(Records from a dataset)
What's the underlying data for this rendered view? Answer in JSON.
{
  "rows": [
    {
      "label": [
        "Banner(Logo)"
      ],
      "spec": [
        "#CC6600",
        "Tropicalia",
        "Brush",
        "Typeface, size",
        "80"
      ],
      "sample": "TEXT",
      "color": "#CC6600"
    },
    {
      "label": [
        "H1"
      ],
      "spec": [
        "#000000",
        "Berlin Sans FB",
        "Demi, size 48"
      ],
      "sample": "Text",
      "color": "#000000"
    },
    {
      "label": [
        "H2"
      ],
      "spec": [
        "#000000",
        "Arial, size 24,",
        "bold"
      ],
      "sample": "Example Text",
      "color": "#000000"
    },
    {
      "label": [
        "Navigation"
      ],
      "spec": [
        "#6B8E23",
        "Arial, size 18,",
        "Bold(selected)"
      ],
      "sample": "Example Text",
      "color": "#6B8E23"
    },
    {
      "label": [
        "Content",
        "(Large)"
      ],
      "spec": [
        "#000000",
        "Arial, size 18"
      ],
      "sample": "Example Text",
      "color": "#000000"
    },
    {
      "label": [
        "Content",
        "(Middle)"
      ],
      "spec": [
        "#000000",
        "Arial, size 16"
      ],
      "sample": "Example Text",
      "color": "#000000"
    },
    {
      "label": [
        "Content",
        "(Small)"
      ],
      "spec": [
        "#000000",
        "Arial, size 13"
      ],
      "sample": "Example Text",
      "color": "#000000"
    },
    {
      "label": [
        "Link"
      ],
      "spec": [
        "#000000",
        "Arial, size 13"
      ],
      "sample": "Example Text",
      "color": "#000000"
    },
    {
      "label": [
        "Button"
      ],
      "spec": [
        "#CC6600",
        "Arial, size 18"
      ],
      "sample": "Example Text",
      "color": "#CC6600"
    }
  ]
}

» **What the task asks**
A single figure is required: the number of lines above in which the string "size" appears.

» **Response area**
9